On the same visit, the princess was made a doctor of music of the Royal University of Ireland, with her husband being awarded an honorary LLD. The RUI’s garb for a doctor of music was the same as Trinity’s. Could this photograph be of Her Royal Highness in her RUI outfit, rather than Dublin University, as indicated?
Did The Graphic make quite a large mistake, and fabricate its depictions of the scene in the Exam Hall based on confused information from its Dublin reporters, with the biographer Battiscombe being misled many years later? Or did the princess receive a Dublin University degree without the fact being widely publicised?
ON SUNDAY, the great 19th-century scholar, author and Catholic convert John Henry Newman was beatified Pope Benedict XVI in Birmingham.
The young Newman once wrote: “I really think, if anyone should ask me what qualifications were necessary for Trinity College, I should say there was only one – drink, drink, drink.” Sadly, that honour goes to Trinity Oxford, where the blessed-to-be was an undergraduate.
He was later a fellow at Oriel. In the historical essay “The Ancient University of Dublin” in his University Sketches the Oratorian seems to avoid mentioning our Trinity.
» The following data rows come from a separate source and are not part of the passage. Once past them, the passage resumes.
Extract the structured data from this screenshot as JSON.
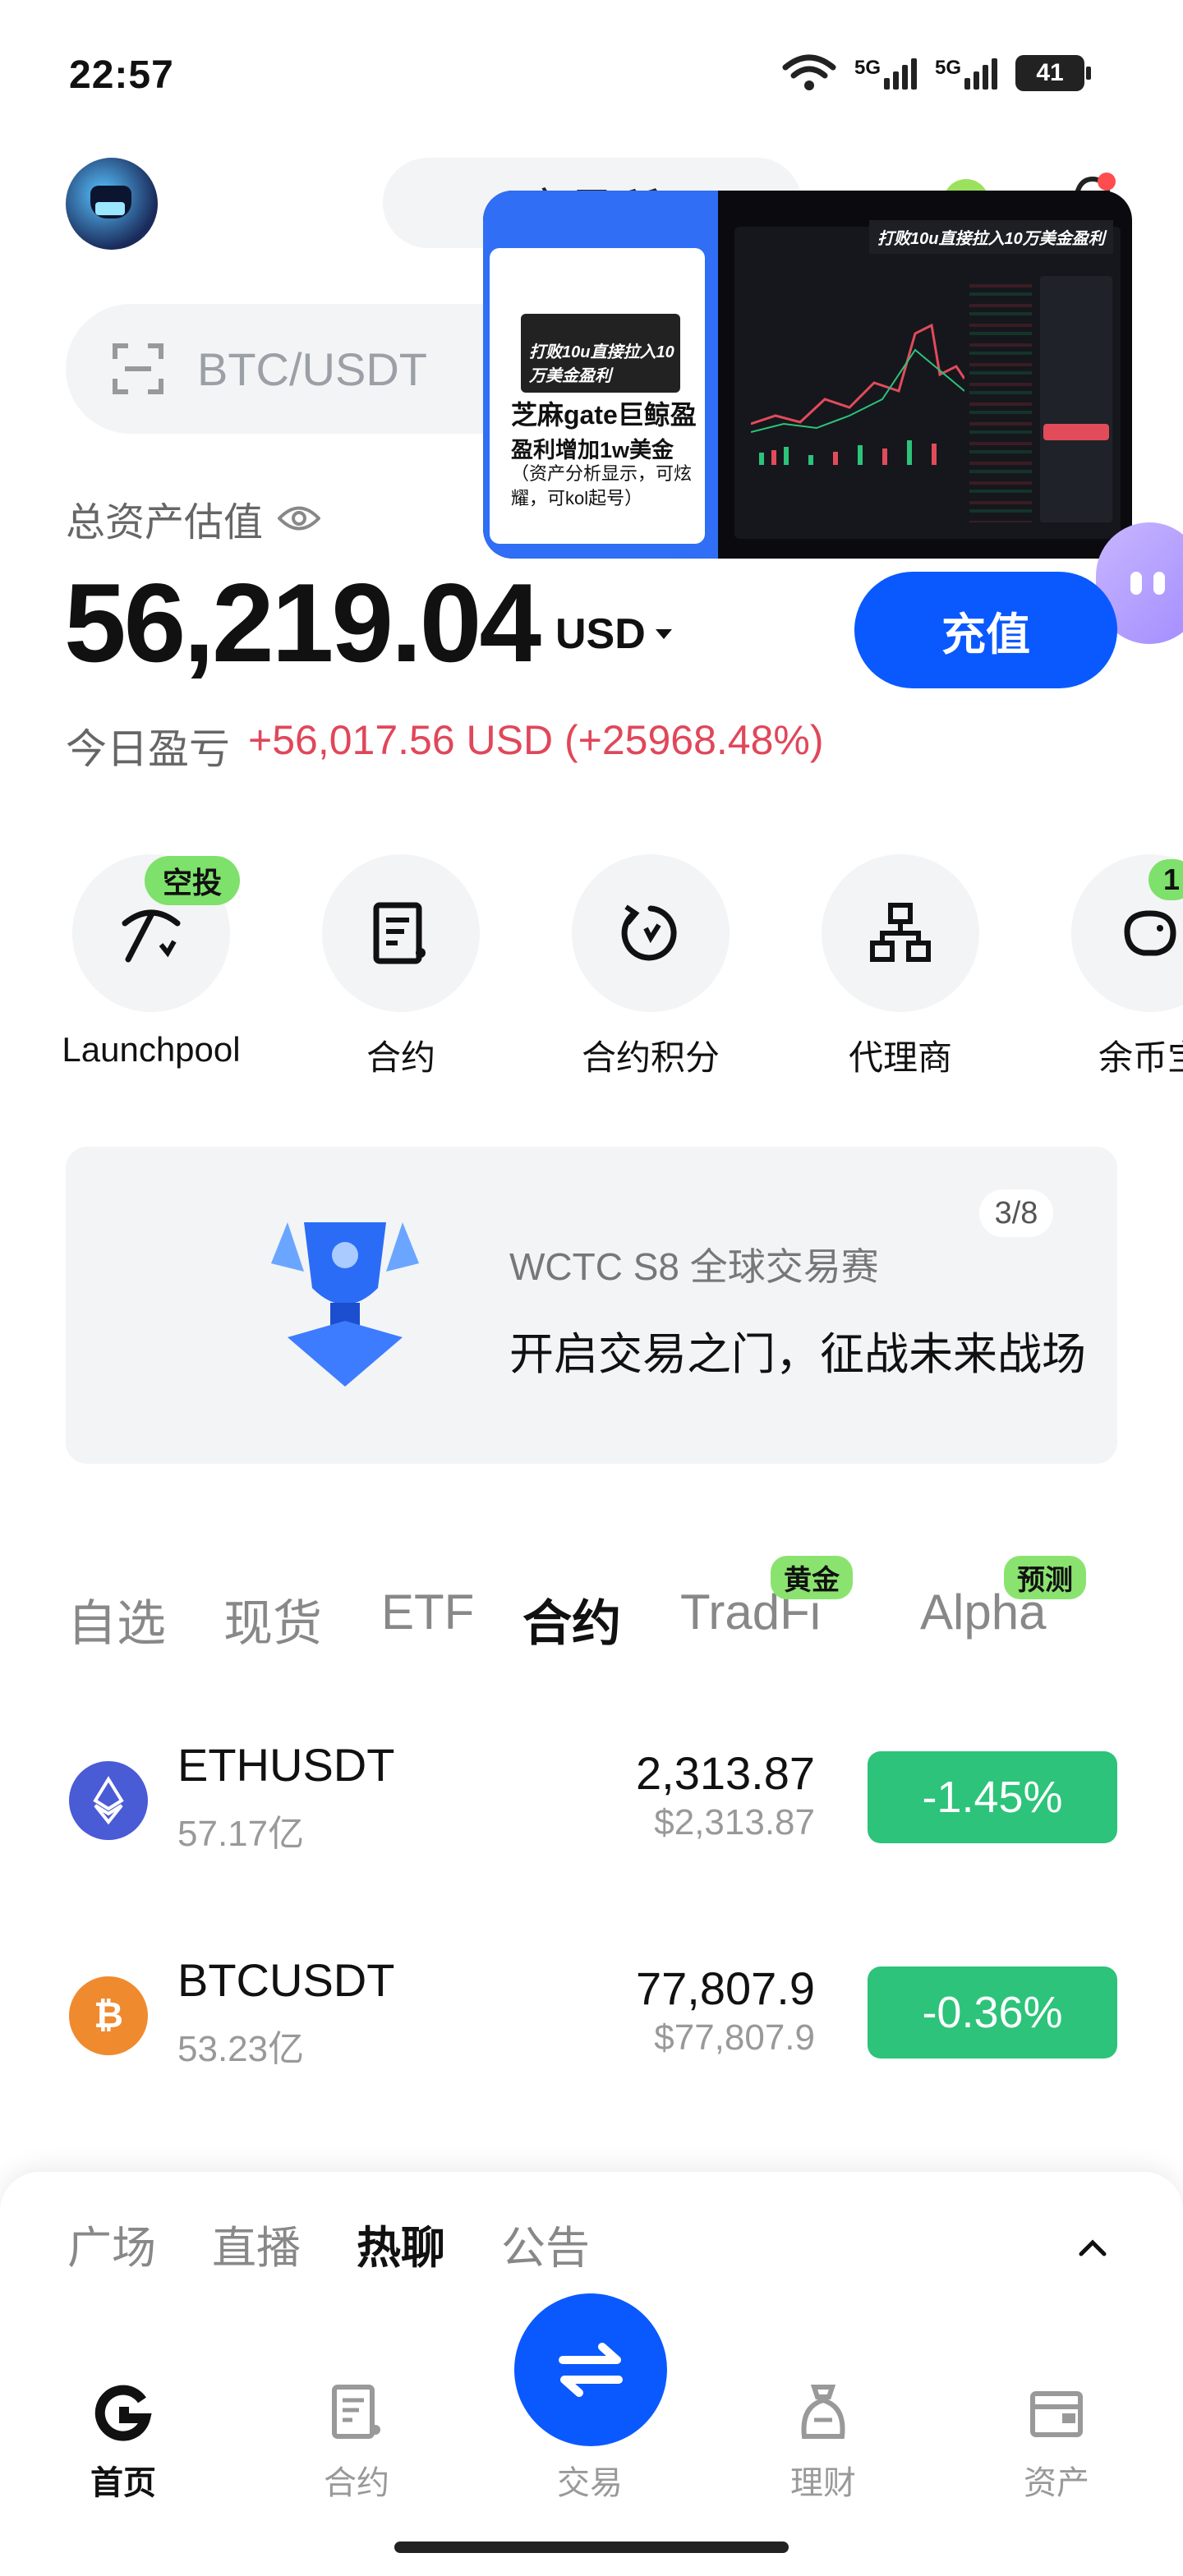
{
  "status_bar": {
    "time": "22:57",
    "net1": "5G",
    "net2": "5G",
    "battery": "41"
  },
  "header": {
    "pill_text": "交易所",
    "search_placeholder": "BTC/USDT"
  },
  "floating_video": {
    "caption": "打败10u直接拉入10万美金盈利",
    "headline": "芝麻gate巨鲸盈",
    "subline": "盈利增加1w美金",
    "note": "（资产分析显示，可炫耀，可kol起号）"
  },
  "balance": {
    "label": "总资产估值",
    "amount": "56,219.04",
    "currency": "USD",
    "deposit_label": "充值",
    "pnl_label": "今日盈亏",
    "pnl_value": "+56,017.56 USD (+25968.48%)"
  },
  "shortcuts": [
    {
      "label": "Launchpool",
      "badge": "空投",
      "icon": "pickaxe-icon"
    },
    {
      "label": "合约",
      "icon": "contract-icon"
    },
    {
      "label": "合约积分",
      "icon": "points-icon"
    },
    {
      "label": "代理商",
      "icon": "agent-icon"
    },
    {
      "label": "余币宝",
      "badge": "1",
      "icon": "piggy-icon"
    }
  ],
  "banner": {
    "page": "3/8",
    "subtitle": "WCTC S8 全球交易赛",
    "title": "开启交易之门，征战未来战场"
  },
  "market_tabs": [
    {
      "label": "自选"
    },
    {
      "label": "现货"
    },
    {
      "label": "ETF"
    },
    {
      "label": "合约",
      "active": true
    },
    {
      "label": "TradFi",
      "badge": "黄金"
    },
    {
      "label": "Alpha",
      "badge": "预测"
    }
  ],
  "market_rows": [
    {
      "symbol": "ETHUSDT",
      "volume": "57.17亿",
      "price": "2,313.87",
      "price_usd": "$2,313.87",
      "change": "-1.45%",
      "coin_color": "#4a5bd6",
      "icon": "eth-icon"
    },
    {
      "symbol": "BTCUSDT",
      "volume": "53.23亿",
      "price": "77,807.9",
      "price_usd": "$77,807.9",
      "change": "-0.36%",
      "coin_color": "#f08a2e",
      "icon": "btc-icon"
    }
  ],
  "feed_tabs": [
    {
      "label": "广场"
    },
    {
      "label": "直播"
    },
    {
      "label": "热聊",
      "active": true
    },
    {
      "label": "公告"
    }
  ],
  "bottom_nav": [
    {
      "label": "首页",
      "icon": "home-icon",
      "active": true
    },
    {
      "label": "合约",
      "icon": "contract-icon"
    },
    {
      "label": "交易",
      "icon": "swap-icon"
    },
    {
      "label": "理财",
      "icon": "finance-icon"
    },
    {
      "label": "资产",
      "icon": "wallet-icon"
    }
  ],
  "colors": {
    "accent": "#0a59ff",
    "positive_change": "#2dc37a",
    "pnl": "#e0475a"
  }
}
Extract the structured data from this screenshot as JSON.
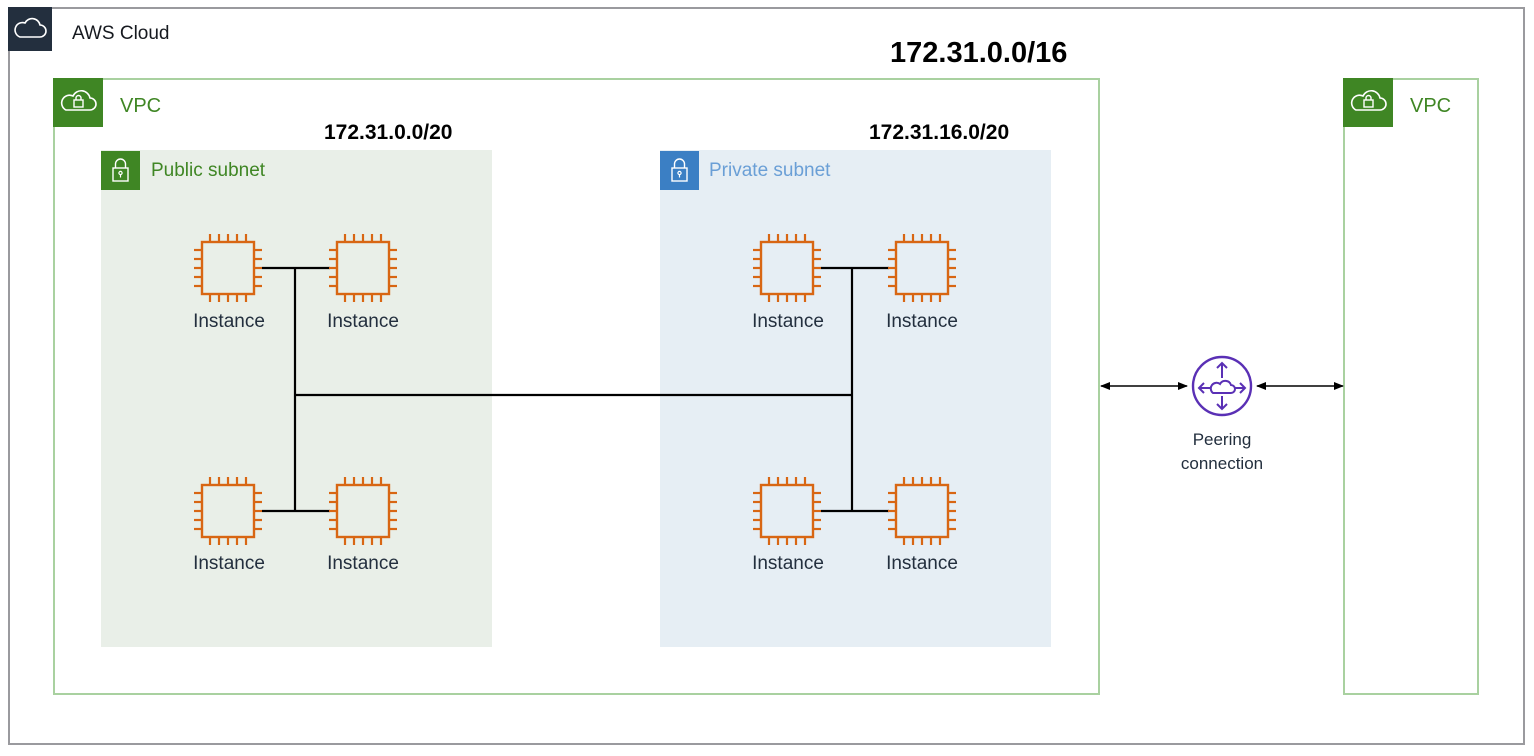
{
  "diagram": {
    "cloud": {
      "title": "AWS Cloud",
      "icon": "cloud-icon"
    },
    "vpc_main": {
      "title": "VPC",
      "icon": "vpc-cloud-lock-icon",
      "cidr": "172.31.0.0/16",
      "subnets": [
        {
          "title": "Public subnet",
          "cidr": "172.31.0.0/20",
          "icon": "lock-icon",
          "color": "#3f8624",
          "instances": [
            "Instance",
            "Instance",
            "Instance",
            "Instance"
          ]
        },
        {
          "title": "Private subnet",
          "cidr": "172.31.16.0/20",
          "icon": "lock-icon",
          "color": "#3b7fc4",
          "instances": [
            "Instance",
            "Instance",
            "Instance",
            "Instance"
          ]
        }
      ]
    },
    "peering": {
      "label_line1": "Peering",
      "label_line2": "connection",
      "icon": "peering-connection-icon",
      "color": "#5a30b5"
    },
    "vpc_peer": {
      "title": "VPC",
      "icon": "vpc-cloud-lock-icon"
    },
    "colors": {
      "aws_cloud_header": "#232f3e",
      "vpc_green": "#3f8624",
      "vpc_border": "#a9d1a0",
      "public_subnet_bg": "#e9efe8",
      "private_subnet_bg": "#e6eef4",
      "instance_orange": "#d86613",
      "peering_purple": "#5a30b5"
    }
  }
}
Similary, the addresses delivered in Dublin and published as The Idea of a University make no mention of Trinity – certainly not directly. Perhaps Father Newman was being tactful, intending to prevent conflict or rivalry between the new Catholic University of Ireland, of which he rector-elect, and the well-established Trinity College.
Did Blessed John Henry Newman have anything to say about Trinity College, Dublin? If a reader knows, I would be interested to hear.